━━ EXERCISE MATERIALS ━━

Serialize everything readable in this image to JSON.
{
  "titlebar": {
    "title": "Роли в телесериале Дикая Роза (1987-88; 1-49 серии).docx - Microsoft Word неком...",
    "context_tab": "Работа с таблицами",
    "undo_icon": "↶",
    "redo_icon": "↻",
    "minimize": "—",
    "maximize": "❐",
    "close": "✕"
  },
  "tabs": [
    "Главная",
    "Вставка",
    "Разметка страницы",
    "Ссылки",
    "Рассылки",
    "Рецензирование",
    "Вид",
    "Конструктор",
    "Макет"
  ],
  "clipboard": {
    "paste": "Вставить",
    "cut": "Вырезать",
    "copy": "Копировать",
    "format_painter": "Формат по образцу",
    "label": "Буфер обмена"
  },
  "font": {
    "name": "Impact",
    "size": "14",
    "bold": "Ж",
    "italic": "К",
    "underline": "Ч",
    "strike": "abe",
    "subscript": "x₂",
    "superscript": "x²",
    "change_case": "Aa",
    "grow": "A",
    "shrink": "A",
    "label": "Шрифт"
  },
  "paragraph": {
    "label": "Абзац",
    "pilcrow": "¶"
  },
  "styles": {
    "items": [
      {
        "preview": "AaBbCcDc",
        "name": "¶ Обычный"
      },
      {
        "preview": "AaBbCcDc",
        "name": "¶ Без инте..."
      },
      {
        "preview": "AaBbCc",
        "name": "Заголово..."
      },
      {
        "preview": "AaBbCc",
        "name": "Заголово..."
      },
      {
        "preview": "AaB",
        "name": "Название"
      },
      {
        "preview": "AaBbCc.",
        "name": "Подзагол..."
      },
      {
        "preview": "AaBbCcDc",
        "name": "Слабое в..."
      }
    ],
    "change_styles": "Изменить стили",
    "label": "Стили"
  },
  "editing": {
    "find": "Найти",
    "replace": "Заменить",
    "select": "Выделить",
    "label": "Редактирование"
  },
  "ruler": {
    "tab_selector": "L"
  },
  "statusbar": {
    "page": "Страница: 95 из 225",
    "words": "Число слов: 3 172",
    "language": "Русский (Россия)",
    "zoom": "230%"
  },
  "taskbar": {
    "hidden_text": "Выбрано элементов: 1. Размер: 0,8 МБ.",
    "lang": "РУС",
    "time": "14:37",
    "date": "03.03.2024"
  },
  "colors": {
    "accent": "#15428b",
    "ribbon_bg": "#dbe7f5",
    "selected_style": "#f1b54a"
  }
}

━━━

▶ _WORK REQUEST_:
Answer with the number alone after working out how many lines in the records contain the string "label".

▶ _ANSWER TO THE EXERCISE_:
5